MATERIAL SHOWN section start

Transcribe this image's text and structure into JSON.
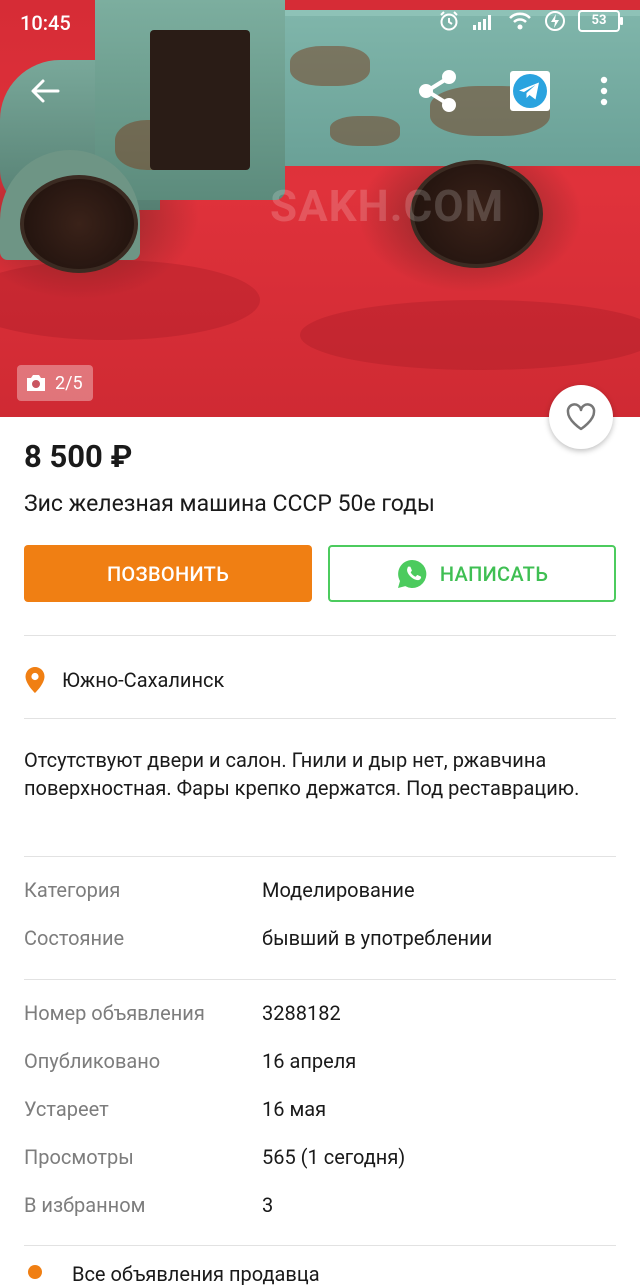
{
  "status_bar": {
    "time": "10:45",
    "battery": "53"
  },
  "toolbar": {
    "back_icon": "arrow-left-icon",
    "share_icon": "share-icon",
    "telegram_icon": "telegram-icon",
    "menu_icon": "more-vertical-icon"
  },
  "gallery": {
    "counter": "2/5",
    "watermark": "SAKH.COM"
  },
  "listing": {
    "price": "8 500 ₽",
    "title": "Зис железная машина СССР 50е годы",
    "call_label": "ПОЗВОНИТЬ",
    "message_label": "НАПИСАТЬ",
    "location": "Южно-Сахалинск",
    "description": "Отсутствуют двери и салон. Гнили и дыр нет, ржавчина поверхностная. Фары крепко держатся. Под реставрацию."
  },
  "details": {
    "category_label": "Категория",
    "category_value": "Моделирование",
    "condition_label": "Состояние",
    "condition_value": "бывший в употреблении",
    "id_label": "Номер объявления",
    "id_value": "3288182",
    "published_label": "Опубликовано",
    "published_value": "16 апреля",
    "expires_label": "Устареет",
    "expires_value": "16 мая",
    "views_label": "Просмотры",
    "views_value": "565 (1 сегодня)",
    "favorites_label": "В избранном",
    "favorites_value": "3"
  },
  "footer": {
    "seller_link": "Все объявления продавца"
  },
  "colors": {
    "accent": "#f07f13",
    "whatsapp": "#4ccb5e",
    "location_pin": "#f07f13"
  }
}
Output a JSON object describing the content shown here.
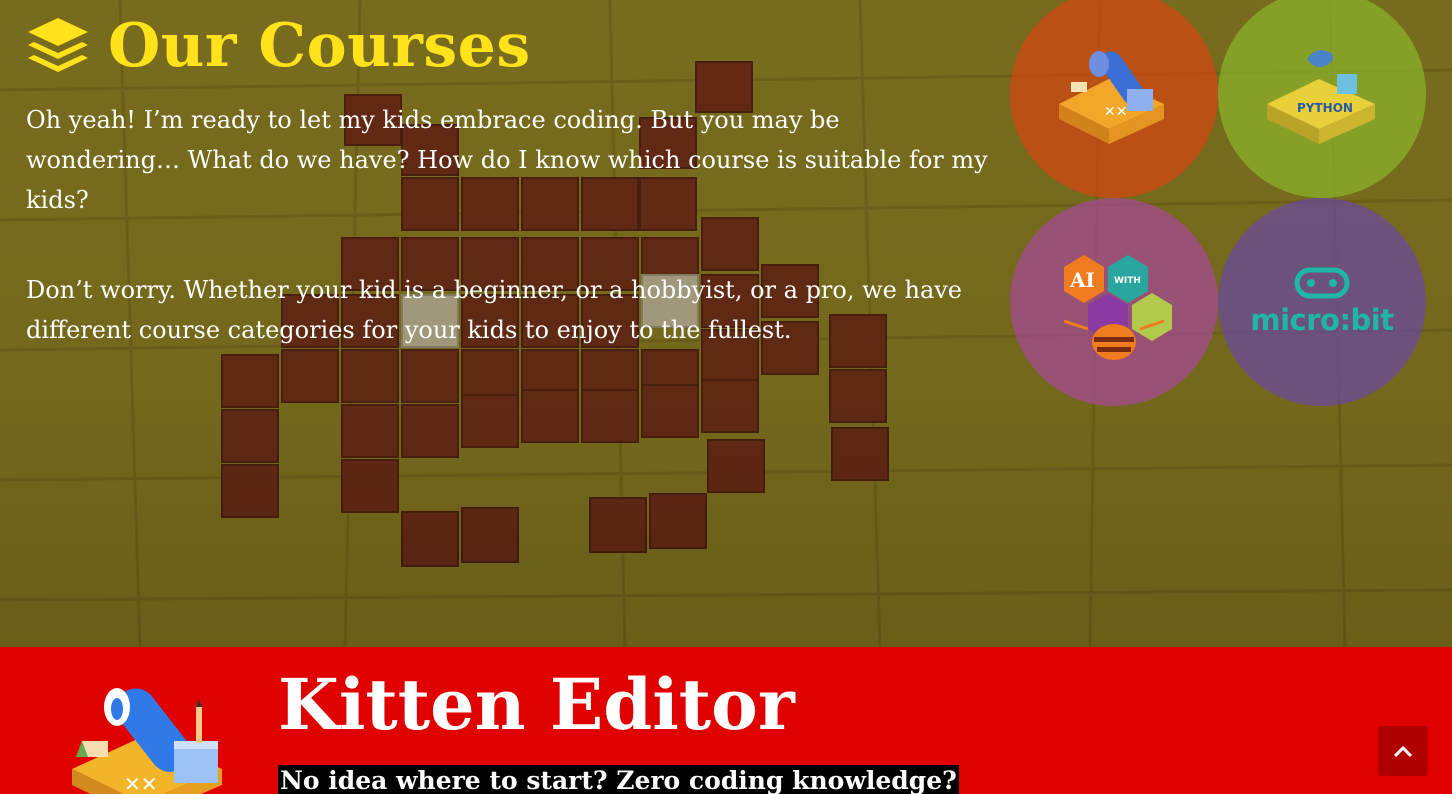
{
  "hero": {
    "title": "Our Courses",
    "paragraphs": [
      "Oh yeah! I’m ready to let my kids embrace coding. But you may be wondering… What do we have? How do I know which course is suitable for my kids?",
      "Don’t worry. Whether your kid is a beginner, or a hobbyist, or a pro, we have different course categories for your kids to enjoy to the fullest."
    ],
    "title_icon": "layers-icon"
  },
  "course_circles": [
    {
      "name": "kitten",
      "color": "#d64610",
      "icon": "kitten-editor-icon"
    },
    {
      "name": "python",
      "color": "#8ab628",
      "icon": "python-icon"
    },
    {
      "name": "ai",
      "color": "#a84a96",
      "icon": "ai-with-bee-icon",
      "logo_text": "AI",
      "logo_subtext": "WITH"
    },
    {
      "name": "microbit",
      "color": "#6a4aa0",
      "icon": "microbit-icon",
      "logo_text": "micro:bit"
    }
  ],
  "featured": {
    "title": "Kitten Editor",
    "subtitle": "No idea where to start? Zero coding knowledge?",
    "icon": "kitten-editor-icon"
  },
  "scroll_top": {
    "icon": "chevron-up-icon"
  },
  "colors": {
    "title_yellow": "#ffe21a",
    "section_red": "#e00000",
    "button_red": "#b10000",
    "microbit_teal": "#1eb7a7"
  }
}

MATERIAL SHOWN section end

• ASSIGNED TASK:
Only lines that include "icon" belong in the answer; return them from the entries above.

• RESPONSE TO THIS EXERCISE:
    "back_icon": "arrow-left-icon",
    "share_icon": "share-icon",
    "telegram_icon": "telegram-icon",
    "menu_icon": "more-vertical-icon"
    "title_icon": "layers-icon"
      "icon": "kitten-editor-icon"
      "icon": "python-icon"
      "icon": "ai-with-bee-icon",
      "icon": "microbit-icon",
    "icon": "kitten-editor-icon"
    "icon": "chevron-up-icon"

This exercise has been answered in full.